by To The Moon and Abraham Lincoln
The un-updated Nov 19, 1863 Version
1. Thomas Mifflin – first governor of Pennsylvania, 1 of the 39 signers of the Declaration of Independence, expelled from the Quakers for being an officer in the Revolutionary War and became a Lutheran, famous portrait with his wife Sarah, spent all of his money and buried at government expense in Lancaster, PA (b. 1744 d. 1800, gov 1790-1799)
2. Thomas McKean – 2nd governor of PA, 1 of the 39 signers of the Declaration of Independence, first chief justice of PA, father of 10 children, buried in the Laurel Hill cemetery in Philadelphia (b 1734 d. 1817, gov 1799-1808)
3. Tom Ridge – 43rd governor of PA, did not sign the Declaration of Independence, Republican, appointed first Secretary of Homeland Security by President George W. Bush (b. 1945, Gov 1995-2001)
4. Tom Corbett – current governor of PA (46th), did not sign the declaration of independence, Republican, and not doing a very good job. (b 1949 gov 2011-now)
I just came back home from my trip to Kansas for my father’s memorial service. All of my father’s 8 grandchildren were able to come (Samuel, Joshua, Hannah, and Benjamin Cole; Charlotte, Peter, and Richard Ashlock, and Walter Magellan Musser), my father’s twin brother Arthur, and other dear friends who packed out Danforth Chapel at the University of Kansas. Many people shared their memories about my father and this is what I said:
Richard Cole April 2nd 2013- October 29, 1929.
My father was an excellent father and was a very wise and virtuous man. He honored truth and wisdom so much that he made it his full time vocation and actually got paid for it. Somebody once told me that someday I would become wiser than my father, but I am not sure if that day will ever come. We spent a lot of time discussing history and technology and religion together late into the night on many occasions. He was an outstanding father and friend and mentor about life from the beginning of my life to the end of his.
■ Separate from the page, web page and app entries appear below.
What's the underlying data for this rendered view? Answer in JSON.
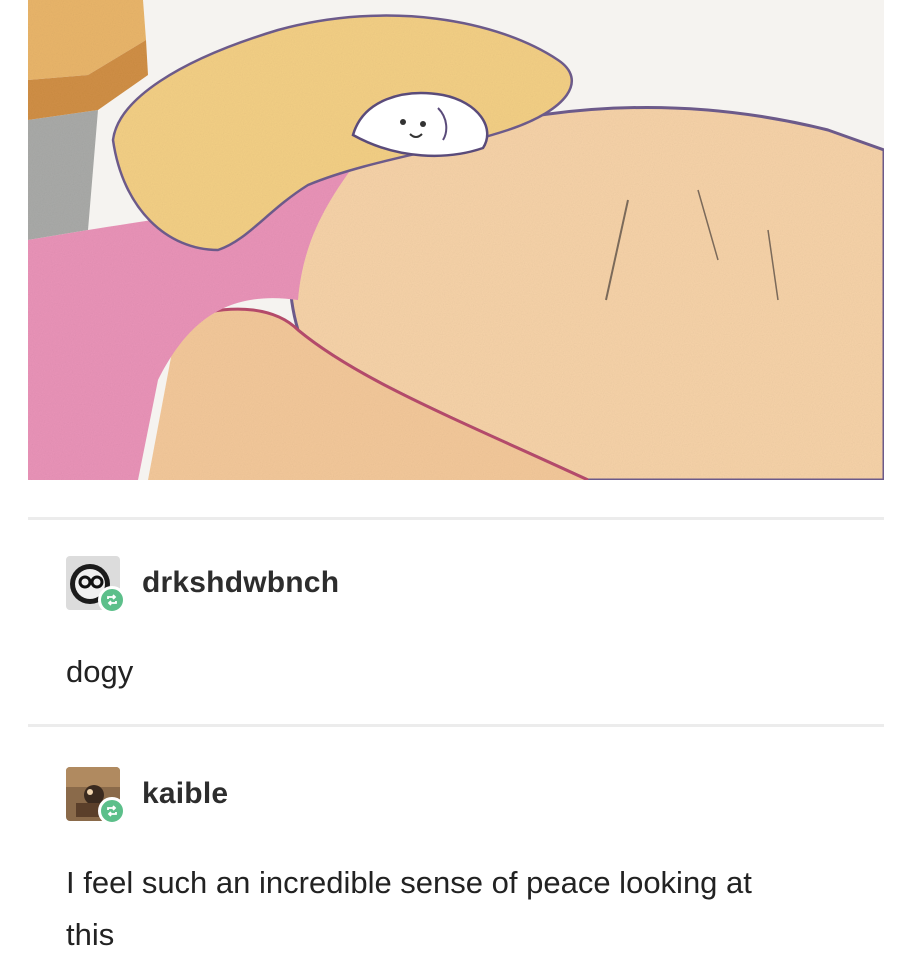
{
  "post": {
    "image_alt_icon": "drawing-image"
  },
  "reblogs": [
    {
      "username": "drkshdwbnch",
      "avatar_icon": "sunglasses-avatar",
      "badge_icon": "reblog-icon",
      "comment": "dogy"
    },
    {
      "username": "kaible",
      "avatar_icon": "photo-avatar",
      "badge_icon": "reblog-icon",
      "comment": "I feel such an incredible sense of peace looking at this"
    }
  ],
  "colors": {
    "reblog_badge": "#5cbf8a",
    "divider": "#ececec",
    "text": "#222222"
  }
}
I remember asking him about him recently about if knowledge and wisdom has been passed down from the ancient Greek philosophers to modern philosophers, what if one or a couple generations would drop the ball? He said that would never happen because ideas are captured in books, as long as there are books, people can read those books and rediscover those truths again and again. My first memory of my father is giving us baths and telling us Mark and Wendy stories about our invisible, intangible rabbit ears and about the ogre who lived in the basement and the old ghost lady who lived in the attic. At the end of each of those stories he would always say: Good Night, Sleep Tight, Wake Up bright, To do what’s right with All your might. And that is what I have learned from my father. The answer to the question “Why Am I Here?” is to do what’s right with all my might.